Michelangelo was a famous sculptor, painter, poet, and architect. Michelangelo changed renaissance ideals by helping people view art and artists differently. He impacted Europe by setting new standards for sculpting, painting, and poetry, He was one of the most effective people in art and sculpting.
What were Michelangelo’s greatest accomplishments during the Renaissance?
What Is the Greatest Michelangelo? The 10 Most Iconic Works by the Renaissance Titan, Ranked
- Bacchus (1497)
- Dying Slave (1513–16)
- Angel (1495)
- Moses (1513-15)
- Pietà (1498-99)
- The Last Judgment (1536-41)
- The Creation of Adam (1508-12)
- David (1501-04)
What made Michelangelo a Renaissance man?
He showed the characteristics of a Renaissance man. He embraced his personal achievement and strived for perfection. He mixed realism with whimsical and created a unique style that people today still study and try to copy. He is considered to be the best artist of all time.
What is Michelangelo best known for?
What is Michelangelo best known for? The frescoes on the ceiling of the Sistine Chapel (1508–12) in the Vatican, which include the iconic depiction of the creation of Adam interpreted from Genesis, are probably the best known of Michelangelo’s works today, but the artist thought of himself primarily as a sculptor.
Why is Michelangelo’s poetry revered?

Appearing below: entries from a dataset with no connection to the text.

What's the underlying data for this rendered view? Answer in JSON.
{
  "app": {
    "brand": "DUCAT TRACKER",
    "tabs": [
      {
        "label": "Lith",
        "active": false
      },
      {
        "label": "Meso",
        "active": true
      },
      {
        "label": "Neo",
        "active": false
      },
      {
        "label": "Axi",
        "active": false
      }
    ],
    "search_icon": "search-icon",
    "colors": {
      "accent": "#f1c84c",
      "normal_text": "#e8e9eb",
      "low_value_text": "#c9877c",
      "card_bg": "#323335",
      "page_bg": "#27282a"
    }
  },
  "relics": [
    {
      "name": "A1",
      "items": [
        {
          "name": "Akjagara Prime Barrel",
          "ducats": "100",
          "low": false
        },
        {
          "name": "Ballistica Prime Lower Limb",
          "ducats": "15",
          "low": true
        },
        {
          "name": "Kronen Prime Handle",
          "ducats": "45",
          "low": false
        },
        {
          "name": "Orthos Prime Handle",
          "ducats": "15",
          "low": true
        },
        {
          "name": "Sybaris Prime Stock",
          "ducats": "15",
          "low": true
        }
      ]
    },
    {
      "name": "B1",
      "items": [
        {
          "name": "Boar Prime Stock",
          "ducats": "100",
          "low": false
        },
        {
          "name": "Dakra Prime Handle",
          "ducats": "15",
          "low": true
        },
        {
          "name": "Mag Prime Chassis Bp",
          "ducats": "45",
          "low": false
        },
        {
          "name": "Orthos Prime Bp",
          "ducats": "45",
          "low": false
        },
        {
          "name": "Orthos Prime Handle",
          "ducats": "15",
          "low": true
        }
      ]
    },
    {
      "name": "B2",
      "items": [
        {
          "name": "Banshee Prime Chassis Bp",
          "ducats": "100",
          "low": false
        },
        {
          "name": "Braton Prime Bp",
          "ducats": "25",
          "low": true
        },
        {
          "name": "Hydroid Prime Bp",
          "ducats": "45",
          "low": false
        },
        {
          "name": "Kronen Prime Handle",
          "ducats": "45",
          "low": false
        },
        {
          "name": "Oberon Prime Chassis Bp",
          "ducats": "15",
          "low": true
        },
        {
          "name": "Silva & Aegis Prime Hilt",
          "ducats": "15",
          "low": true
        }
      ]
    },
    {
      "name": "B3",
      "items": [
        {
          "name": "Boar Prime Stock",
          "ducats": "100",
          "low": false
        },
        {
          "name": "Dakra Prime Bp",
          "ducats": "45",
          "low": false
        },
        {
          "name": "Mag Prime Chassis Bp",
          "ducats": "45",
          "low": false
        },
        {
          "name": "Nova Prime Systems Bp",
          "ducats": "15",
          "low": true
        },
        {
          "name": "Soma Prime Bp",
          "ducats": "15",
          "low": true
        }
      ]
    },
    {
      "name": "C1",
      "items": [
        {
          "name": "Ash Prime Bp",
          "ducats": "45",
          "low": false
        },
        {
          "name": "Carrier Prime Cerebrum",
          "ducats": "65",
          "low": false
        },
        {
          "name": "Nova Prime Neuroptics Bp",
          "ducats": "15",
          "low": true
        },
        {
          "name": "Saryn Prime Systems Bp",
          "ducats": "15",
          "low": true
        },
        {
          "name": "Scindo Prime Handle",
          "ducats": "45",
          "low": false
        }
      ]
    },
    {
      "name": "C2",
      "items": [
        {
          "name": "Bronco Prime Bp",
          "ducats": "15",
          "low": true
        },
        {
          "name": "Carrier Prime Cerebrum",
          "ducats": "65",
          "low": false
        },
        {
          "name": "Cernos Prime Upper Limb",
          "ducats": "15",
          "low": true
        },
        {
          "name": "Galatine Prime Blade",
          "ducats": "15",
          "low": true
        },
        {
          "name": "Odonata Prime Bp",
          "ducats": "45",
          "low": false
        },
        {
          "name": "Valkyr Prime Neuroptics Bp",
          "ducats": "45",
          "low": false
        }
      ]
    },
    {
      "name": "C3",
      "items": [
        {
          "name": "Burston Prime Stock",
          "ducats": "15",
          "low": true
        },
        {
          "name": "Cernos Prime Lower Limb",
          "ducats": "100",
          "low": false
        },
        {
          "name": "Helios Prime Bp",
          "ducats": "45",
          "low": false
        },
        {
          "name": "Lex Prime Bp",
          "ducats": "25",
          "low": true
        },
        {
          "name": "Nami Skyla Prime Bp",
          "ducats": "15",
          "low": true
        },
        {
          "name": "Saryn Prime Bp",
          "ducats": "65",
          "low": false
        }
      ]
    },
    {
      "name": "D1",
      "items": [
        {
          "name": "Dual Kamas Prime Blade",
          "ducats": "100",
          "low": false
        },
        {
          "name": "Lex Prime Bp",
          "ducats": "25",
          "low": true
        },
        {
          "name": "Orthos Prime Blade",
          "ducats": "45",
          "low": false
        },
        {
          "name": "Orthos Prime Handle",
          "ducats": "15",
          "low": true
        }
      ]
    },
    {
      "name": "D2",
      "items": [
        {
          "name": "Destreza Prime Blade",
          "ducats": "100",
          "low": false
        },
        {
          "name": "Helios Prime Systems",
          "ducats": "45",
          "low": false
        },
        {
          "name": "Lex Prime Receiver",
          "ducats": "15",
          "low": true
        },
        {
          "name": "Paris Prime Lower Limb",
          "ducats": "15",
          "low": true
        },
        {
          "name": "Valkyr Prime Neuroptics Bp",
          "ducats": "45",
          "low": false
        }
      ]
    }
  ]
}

Michelangelo , though best known for his sculpture, was also a poet. This poetry allows us not only to explore the connection between poetry and the visual arts as a form of self expression, but also Michelangelo as a man.
Did Michelangelo write a poem about hating painting?
He also wrote a hate poem that describes how he slaved for four years to paint the iconic ceiling that is a benchmark for modern art. Addressed to a certain Giovanni da Pistoia, Michelangelo in 1509 calls him to rescue him from the taxing task at hand. He wrote, “My painting is dead.
How did they put the Statue of Liberty together?
The Statue of Liberty was sculpted between 1875 and 1884 under the direction of French sculptor Frédéric-Auguste Bartholdi, who began drafting designs in 1870. Bartholdi and his team hammered roughly 31 tons of copper sheets onto a steel frame.